We take for granted the many services available in our community for residents, from the moment we rise in the morning to the moment we go to bed. Throughout our life, we benefit from Census data dollars. If you are interested in learning more about Census dollars, visit George Washington University’s Institute for Public Policy site that has an abundance of information.
Because it is used in so many ways, a complete Census count is important. As of Aug 3, the national participation rate was 63 percent. Michigan’s self-response rate was 68.8 percent, and Allegan and Ottawa county’s rates are 70.5 and 77.2 percent, respectively.
And the City of Holland’s participation rate was 74.6 percent – a higher level than the national and state counts; Holland is competitive! We understand the reality of what these dollars mean for our community.
In that competitive spirit, I challenge Holland city residents to have a 100 percent participation rate. Now more than ever, we need to be counted!
Census workers will start knocking on doors of those who have not responded in mid-August through Sept. 30. Remember, the Census will never ask for a Social Security number, bank or credit card numbers, or anything related to politics, and it will never collect money. While statistical data is shared, such as the number of people in a town, each individual’s response is confidential for 72 years.
Today, we have the luxury of speed, efficiency, and a more sustainable practice in doing the Census.
This year all residents in the United States and U.S. territories can submit their Census online or by phone. I encourage on-line participation, which creates less waste and reduces the impact on forests, energy use, climate change emissions, and air and other pollution.
To avoid knocks on your doors, save taxpayer dollars, and promote sustainable practices, complete the Census on-line at https://2020census.gov/en/ways-to-respond.html.
Esther Fifelski is human relations director for the City of Holland with responsibilities including the city Human Relations Commission, International Relations Commission, and youth services.
ABOUT THIS SERIES
Living Sustainably is a collection of community voices sharing updates about local sustainability initiatives. It is presented by the Holland-Hope College Sustainability Institute, a joint project of Hope College, the City of Holland and Holland Board of Public Works. Go to www.hope.edu/sustainability-institute for more information.
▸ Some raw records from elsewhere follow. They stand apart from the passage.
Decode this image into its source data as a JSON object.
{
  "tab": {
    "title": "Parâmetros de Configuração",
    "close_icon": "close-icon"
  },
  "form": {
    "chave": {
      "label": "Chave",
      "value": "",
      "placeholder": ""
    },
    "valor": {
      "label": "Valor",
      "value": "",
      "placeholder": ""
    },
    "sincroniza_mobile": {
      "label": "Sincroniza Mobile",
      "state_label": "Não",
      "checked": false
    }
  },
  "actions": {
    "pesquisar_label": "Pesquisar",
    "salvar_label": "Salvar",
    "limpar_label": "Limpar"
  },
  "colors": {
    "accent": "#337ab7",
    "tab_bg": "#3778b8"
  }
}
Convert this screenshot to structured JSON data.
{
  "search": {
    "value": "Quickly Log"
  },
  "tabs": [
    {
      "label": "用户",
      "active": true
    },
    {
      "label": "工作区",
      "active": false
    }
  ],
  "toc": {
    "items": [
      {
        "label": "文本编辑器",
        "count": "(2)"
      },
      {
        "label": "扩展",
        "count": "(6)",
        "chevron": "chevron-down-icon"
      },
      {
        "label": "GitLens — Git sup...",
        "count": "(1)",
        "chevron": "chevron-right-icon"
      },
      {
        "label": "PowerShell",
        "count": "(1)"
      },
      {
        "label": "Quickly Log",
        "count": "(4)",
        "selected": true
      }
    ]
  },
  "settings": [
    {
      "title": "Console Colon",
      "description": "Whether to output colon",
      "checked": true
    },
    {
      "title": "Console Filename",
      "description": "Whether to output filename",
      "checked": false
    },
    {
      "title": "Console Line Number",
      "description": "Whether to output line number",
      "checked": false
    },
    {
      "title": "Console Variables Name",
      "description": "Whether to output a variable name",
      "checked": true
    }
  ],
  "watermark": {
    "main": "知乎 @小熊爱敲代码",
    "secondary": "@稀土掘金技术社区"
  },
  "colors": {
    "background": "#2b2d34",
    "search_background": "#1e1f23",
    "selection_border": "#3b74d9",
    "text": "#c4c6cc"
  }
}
This Week’s Sustainability Framework Theme
Community & Neighborhood: The places we live and the individuals we interact with support the development of our personalities and perspectives on life. Encouraging vital and effective communities is essential.